Brief »
Could each entry be returned exactly as it appears?

Supplied data »
☆ ☆ ☆ ☆ ☆ ☆ ☆

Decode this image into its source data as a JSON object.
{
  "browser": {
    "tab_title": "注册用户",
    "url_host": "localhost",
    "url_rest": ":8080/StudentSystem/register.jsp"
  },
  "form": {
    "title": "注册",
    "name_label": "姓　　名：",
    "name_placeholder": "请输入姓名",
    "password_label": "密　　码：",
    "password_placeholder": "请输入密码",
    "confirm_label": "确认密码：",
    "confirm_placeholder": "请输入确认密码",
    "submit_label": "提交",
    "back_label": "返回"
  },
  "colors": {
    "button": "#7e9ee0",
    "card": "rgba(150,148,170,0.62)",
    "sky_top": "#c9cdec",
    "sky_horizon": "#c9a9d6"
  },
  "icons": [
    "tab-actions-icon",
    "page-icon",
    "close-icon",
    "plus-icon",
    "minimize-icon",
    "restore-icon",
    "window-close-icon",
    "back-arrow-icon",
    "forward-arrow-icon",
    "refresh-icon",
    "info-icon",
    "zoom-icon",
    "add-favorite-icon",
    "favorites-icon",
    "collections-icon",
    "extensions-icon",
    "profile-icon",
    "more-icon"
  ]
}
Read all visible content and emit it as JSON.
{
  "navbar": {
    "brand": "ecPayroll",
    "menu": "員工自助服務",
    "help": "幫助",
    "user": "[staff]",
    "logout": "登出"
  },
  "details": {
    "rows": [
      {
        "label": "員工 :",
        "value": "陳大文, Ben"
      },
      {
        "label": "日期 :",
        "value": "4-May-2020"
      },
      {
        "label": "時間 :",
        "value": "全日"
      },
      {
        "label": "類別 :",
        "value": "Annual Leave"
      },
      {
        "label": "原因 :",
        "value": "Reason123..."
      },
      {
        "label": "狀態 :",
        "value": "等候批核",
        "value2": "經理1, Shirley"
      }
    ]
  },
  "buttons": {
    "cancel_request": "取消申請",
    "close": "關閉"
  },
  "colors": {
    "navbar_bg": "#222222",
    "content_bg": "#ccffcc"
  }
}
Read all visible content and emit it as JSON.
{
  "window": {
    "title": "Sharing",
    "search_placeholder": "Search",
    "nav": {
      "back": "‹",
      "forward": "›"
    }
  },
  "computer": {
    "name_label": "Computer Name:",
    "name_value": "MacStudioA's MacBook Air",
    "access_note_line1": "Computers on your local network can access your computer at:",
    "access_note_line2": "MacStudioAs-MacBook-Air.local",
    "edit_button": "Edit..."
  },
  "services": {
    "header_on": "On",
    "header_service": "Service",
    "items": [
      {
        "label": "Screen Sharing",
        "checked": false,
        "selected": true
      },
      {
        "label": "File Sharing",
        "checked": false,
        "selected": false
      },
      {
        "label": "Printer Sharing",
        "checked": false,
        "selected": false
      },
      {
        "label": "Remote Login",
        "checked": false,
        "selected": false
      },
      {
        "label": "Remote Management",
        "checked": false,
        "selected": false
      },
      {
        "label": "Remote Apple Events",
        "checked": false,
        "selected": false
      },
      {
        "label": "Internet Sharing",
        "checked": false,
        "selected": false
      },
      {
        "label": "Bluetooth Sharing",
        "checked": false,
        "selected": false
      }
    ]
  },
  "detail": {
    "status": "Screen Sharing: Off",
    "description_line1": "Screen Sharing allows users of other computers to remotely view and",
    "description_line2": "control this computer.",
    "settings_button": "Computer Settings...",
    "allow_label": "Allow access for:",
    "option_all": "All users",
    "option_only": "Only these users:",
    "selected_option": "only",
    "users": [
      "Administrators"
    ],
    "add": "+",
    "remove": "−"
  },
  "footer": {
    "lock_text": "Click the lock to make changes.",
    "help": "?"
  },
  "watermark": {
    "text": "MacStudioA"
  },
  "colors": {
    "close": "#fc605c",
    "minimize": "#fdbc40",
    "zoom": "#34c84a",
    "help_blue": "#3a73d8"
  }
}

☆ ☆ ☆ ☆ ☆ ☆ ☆

Written reply »
Decode this image into its source data as a JSON object.
{
  "browser": {
    "tab_title": "注册用户",
    "url_host": "localhost",
    "url_rest": ":8080/StudentSystem/register.jsp"
  },
  "form": {
    "title": "注册",
    "name_label": "姓　　名：",
    "name_placeholder": "请输入姓名",
    "password_label": "密　　码：",
    "password_placeholder": "请输入密码",
    "confirm_label": "确认密码：",
    "confirm_placeholder": "请输入确认密码",
    "submit_label": "提交",
    "back_label": "返回"
  },
  "colors": {
    "button": "#7e9ee0",
    "card": "rgba(150,148,170,0.62)",
    "sky_top": "#c9cdec",
    "sky_horizon": "#c9a9d6"
  },
  "icons": [
    "tab-actions-icon",
    "page-icon",
    "close-icon",
    "plus-icon",
    "minimize-icon",
    "restore-icon",
    "window-close-icon",
    "back-arrow-icon",
    "forward-arrow-icon",
    "refresh-icon",
    "info-icon",
    "zoom-icon",
    "add-favorite-icon",
    "favorites-icon",
    "collections-icon",
    "extensions-icon",
    "profile-icon",
    "more-icon"
  ]
}
Read all visible content and emit it as JSON.
{
  "navbar": {
    "brand": "ecPayroll",
    "menu": "員工自助服務",
    "help": "幫助",
    "user": "[staff]",
    "logout": "登出"
  },
  "details": {
    "rows": [
      {
        "label": "員工 :",
        "value": "陳大文, Ben"
      },
      {
        "label": "日期 :",
        "value": "4-May-2020"
      },
      {
        "label": "時間 :",
        "value": "全日"
      },
      {
        "label": "類別 :",
        "value": "Annual Leave"
      },
      {
        "label": "原因 :",
        "value": "Reason123..."
      },
      {
        "label": "狀態 :",
        "value": "等候批核",
        "value2": "經理1, Shirley"
      }
    ]
  },
  "buttons": {
    "cancel_request": "取消申請",
    "close": "關閉"
  },
  "colors": {
    "navbar_bg": "#222222",
    "content_bg": "#ccffcc"
  }
}
Read all visible content and emit it as JSON.
{
  "window": {
    "title": "Sharing",
    "search_placeholder": "Search",
    "nav": {
      "back": "‹",
      "forward": "›"
    }
  },
  "computer": {
    "name_label": "Computer Name:",
    "name_value": "MacStudioA's MacBook Air",
    "access_note_line1": "Computers on your local network can access your computer at:",
    "access_note_line2": "MacStudioAs-MacBook-Air.local",
    "edit_button": "Edit..."
  },
  "services": {
    "header_on": "On",
    "header_service": "Service",
    "items": [
      {
        "label": "Screen Sharing",
        "checked": false,
        "selected": true
      },
      {
        "label": "File Sharing",
        "checked": false,
        "selected": false
      },
      {
        "label": "Printer Sharing",
        "checked": false,
        "selected": false
      },
      {
        "label": "Remote Login",
        "checked": false,
        "selected": false
      },
      {
        "label": "Remote Management",
        "checked": false,
        "selected": false
      },
      {
        "label": "Remote Apple Events",
        "checked": false,
        "selected": false
      },
      {
        "label": "Internet Sharing",
        "checked": false,
        "selected": false
      },
      {
        "label": "Bluetooth Sharing",
        "checked": false,
        "selected": false
      }
    ]
  },
  "detail": {
    "status": "Screen Sharing: Off",
    "description_line1": "Screen Sharing allows users of other computers to remotely view and",
    "description_line2": "control this computer.",
    "settings_button": "Computer Settings...",
    "allow_label": "Allow access for:",
    "option_all": "All users",
    "option_only": "Only these users:",
    "selected_option": "only",
    "users": [
      "Administrators"
    ],
    "add": "+",
    "remove": "−"
  },
  "footer": {
    "lock_text": "Click the lock to make changes.",
    "help": "?"
  },
  "watermark": {
    "text": "MacStudioA"
  },
  "colors": {
    "close": "#fc605c",
    "minimize": "#fdbc40",
    "zoom": "#34c84a",
    "help_blue": "#3a73d8"
  }
}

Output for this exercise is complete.